It was a familiar story. In 1989 the police department in Vineland, New Jersey had a poor relationship with the black community. The tinder box was ignited when a white officer shot and killed a 24-year-old black man who allegedly threatened police with a lead pipe. In response an estimated 200 people spilled into the downtown area throwing rocks and bottles into store windows. There were about 30 arrests. It appeared to me that this was in every way a protest, and on behalf of NCBL I sent a letter to the prosecutor requesting that he not pursue charges against those who were arrested. The letter was reported by the Associated Press and that news story was published in the New York Times among other places.
I also created a “know your rights” brochure that focused on encounters with police. I put a box of them in my car and drove through the streets of Vineland’s black neighborhoods distributing them to pedestrians. The handouts were eagerly received and led to a series of spontaneous street corner teach-ins.
The exposure also brought me into contact with a developmentally disabled black man who claimed that Vineland police were routinely harassing and humiliating him. I provided him with advice about how to navigate those encounters.
Millville Klan Rally
In 1989, the Ku Klux Klan applied for a permit to rally in Millville, New Jersey. Citing public safety concerns the city denied the request, whereupon the Klan sued with the assistance of the ACLU. Publicity about the event captured my attention and I drafted and filed an amicus brief on behalf of NCBL that sided with the city and advanced arguments about the legitimacy of limiting hate speech. Although the brief was reported in one of the local newspapers, I received little direct feedback. I do recall however that when I spoke with the ACLU’s attorney, his facial expression betrayed a combination of bewilderment, shock and disgust all at the same time. This was to be the first of a couple of run-ins with the ACLU over the hate speech issue.

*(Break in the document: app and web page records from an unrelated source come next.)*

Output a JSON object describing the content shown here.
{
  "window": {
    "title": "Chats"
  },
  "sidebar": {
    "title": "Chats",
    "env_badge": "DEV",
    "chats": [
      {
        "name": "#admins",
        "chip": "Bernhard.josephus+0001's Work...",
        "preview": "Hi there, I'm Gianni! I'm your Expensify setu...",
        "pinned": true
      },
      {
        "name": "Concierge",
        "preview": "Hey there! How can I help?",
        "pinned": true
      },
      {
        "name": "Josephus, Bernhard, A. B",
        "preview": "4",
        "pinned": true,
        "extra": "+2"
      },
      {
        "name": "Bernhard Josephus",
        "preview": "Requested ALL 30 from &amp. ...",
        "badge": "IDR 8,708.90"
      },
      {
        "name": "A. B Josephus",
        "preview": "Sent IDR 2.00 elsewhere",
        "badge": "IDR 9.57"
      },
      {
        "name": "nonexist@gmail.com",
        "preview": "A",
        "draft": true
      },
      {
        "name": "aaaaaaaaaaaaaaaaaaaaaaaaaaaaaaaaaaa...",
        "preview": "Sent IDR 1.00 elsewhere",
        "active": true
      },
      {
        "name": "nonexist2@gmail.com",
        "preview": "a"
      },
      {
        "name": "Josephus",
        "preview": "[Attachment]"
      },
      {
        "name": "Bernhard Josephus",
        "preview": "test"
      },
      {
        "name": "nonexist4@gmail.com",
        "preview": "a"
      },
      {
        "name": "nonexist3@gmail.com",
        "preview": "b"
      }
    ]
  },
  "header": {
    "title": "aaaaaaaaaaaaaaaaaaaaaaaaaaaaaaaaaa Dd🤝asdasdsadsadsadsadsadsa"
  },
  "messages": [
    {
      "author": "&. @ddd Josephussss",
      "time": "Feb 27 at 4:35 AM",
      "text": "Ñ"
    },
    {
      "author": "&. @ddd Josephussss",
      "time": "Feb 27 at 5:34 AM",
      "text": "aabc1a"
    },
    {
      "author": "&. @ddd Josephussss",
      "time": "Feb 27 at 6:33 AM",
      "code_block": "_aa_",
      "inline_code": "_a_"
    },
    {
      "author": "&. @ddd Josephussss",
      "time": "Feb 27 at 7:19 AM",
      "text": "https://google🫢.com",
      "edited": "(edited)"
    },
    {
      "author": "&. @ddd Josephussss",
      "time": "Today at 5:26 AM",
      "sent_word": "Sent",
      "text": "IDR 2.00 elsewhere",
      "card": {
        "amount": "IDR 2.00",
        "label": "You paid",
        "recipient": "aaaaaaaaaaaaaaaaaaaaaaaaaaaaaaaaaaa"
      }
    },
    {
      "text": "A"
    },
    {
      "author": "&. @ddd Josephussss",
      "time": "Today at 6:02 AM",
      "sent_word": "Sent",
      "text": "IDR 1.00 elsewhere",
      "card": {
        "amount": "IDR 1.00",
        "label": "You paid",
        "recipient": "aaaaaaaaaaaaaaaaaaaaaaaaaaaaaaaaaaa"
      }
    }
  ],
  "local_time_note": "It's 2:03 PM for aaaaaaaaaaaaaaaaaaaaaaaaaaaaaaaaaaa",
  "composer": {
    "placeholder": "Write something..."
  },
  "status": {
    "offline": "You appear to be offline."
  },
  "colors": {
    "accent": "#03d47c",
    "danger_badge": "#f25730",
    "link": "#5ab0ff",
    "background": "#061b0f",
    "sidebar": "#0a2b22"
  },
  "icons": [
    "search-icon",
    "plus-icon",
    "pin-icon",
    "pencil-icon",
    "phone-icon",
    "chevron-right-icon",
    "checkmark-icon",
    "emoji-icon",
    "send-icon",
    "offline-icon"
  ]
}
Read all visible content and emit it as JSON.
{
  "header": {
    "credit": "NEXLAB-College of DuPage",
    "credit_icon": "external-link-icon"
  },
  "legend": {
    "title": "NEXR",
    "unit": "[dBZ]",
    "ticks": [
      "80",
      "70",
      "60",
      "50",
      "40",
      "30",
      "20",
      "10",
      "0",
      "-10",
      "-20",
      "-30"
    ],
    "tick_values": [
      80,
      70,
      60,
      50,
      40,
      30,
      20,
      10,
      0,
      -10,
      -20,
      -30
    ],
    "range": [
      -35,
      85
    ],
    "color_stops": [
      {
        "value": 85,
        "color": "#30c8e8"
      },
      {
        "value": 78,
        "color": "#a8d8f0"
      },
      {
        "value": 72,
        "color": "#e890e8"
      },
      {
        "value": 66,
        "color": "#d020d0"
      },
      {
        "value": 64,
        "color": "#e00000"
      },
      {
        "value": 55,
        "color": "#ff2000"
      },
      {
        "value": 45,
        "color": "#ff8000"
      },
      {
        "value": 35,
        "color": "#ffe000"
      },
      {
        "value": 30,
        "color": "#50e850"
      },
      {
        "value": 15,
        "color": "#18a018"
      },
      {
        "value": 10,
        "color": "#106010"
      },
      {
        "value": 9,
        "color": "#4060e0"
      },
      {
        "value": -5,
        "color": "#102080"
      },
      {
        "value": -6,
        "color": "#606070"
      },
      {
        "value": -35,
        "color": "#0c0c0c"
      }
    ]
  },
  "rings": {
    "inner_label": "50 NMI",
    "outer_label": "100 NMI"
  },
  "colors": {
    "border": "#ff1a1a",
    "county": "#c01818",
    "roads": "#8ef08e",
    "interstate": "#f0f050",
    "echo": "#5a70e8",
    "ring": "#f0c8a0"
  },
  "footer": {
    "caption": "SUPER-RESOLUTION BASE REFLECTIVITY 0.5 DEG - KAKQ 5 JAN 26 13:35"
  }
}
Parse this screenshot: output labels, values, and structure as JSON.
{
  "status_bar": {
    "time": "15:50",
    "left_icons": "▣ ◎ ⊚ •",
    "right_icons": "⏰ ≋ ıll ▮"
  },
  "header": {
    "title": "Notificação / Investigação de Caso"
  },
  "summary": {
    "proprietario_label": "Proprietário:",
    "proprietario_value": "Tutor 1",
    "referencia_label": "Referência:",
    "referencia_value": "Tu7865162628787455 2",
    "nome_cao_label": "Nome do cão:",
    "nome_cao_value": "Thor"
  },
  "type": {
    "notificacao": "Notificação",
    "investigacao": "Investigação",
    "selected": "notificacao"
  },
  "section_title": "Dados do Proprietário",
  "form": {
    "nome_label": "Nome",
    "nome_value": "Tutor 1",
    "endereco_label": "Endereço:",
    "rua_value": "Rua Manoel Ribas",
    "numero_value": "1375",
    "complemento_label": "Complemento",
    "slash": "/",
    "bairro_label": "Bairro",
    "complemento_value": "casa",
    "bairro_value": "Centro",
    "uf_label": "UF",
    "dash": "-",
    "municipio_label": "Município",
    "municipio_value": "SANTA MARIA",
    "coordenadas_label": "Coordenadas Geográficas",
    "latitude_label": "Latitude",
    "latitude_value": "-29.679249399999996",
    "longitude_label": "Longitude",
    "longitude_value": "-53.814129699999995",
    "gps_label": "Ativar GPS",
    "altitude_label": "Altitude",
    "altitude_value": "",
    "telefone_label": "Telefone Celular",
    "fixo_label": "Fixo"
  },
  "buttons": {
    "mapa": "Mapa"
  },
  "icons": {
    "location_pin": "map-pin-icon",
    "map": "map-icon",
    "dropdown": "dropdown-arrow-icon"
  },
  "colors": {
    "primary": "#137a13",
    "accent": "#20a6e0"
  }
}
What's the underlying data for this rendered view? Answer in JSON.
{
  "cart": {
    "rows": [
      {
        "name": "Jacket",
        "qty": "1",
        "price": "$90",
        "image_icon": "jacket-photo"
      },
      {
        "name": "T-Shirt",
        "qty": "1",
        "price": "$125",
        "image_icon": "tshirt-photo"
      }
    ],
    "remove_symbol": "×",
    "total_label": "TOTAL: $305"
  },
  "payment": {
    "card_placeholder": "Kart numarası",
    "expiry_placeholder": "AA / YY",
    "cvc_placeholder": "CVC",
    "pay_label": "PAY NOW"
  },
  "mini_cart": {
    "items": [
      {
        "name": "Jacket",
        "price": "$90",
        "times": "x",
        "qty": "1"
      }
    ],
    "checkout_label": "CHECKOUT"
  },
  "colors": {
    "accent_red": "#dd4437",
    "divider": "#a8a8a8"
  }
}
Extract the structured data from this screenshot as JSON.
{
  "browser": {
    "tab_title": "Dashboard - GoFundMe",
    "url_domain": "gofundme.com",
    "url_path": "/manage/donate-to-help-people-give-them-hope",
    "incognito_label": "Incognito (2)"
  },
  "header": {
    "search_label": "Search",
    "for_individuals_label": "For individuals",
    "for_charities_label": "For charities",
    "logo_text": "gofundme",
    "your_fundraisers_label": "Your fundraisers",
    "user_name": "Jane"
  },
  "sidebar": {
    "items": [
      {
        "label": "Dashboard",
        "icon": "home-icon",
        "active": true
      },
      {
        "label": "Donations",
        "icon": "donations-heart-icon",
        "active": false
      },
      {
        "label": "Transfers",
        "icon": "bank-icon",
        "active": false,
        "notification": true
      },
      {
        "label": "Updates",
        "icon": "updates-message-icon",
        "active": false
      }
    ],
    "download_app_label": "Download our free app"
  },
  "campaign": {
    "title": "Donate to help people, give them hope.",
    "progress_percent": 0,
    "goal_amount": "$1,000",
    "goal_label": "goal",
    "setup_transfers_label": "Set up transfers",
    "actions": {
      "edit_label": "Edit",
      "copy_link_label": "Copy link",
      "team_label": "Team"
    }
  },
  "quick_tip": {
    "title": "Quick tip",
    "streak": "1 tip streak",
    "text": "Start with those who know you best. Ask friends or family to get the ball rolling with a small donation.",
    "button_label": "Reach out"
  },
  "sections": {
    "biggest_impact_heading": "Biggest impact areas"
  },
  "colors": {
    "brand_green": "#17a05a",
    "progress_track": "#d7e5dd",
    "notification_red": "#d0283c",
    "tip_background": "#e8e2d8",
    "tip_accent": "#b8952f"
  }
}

The Klan won its lawsuit and was granted a permit to rally, but things did not go well for the hooded hooligans. Crowds of Millville’s white citizens turned out armed with mud balls that they aimed at the handful of assembled Klansmen, who in turn gathered up their sheets and ran out of town. It was a delightful case of unexpected street justice.
There were a variety of other projects I undertook during that period. I wrote amicus briefs in a case concerning low income housing. I made arguments on behalf of tenants of a poorly-run rural public housing complex at a housing authority meeting. I organized a bike-a- thon called “30 Miles Against Apartheid” to raise money for the ANC. I pushed for the prosecution and conviction of teen-aged skinheads who beat a 15-year-old black Puerto Rican boy within an inch of his life. There was more, but the point is that it is possible to do a great deal in NCBL’s name. It just takes a little creativity, and a willingness to just “do it” as the Nike people say. There are many veteran NCBL members who at some time or another have done comparable work, and all are no doubt willing to offer advice. But it is most important not to feel constrained by methods, strategies and tactics used in the past. Progress is the fruit of innovation.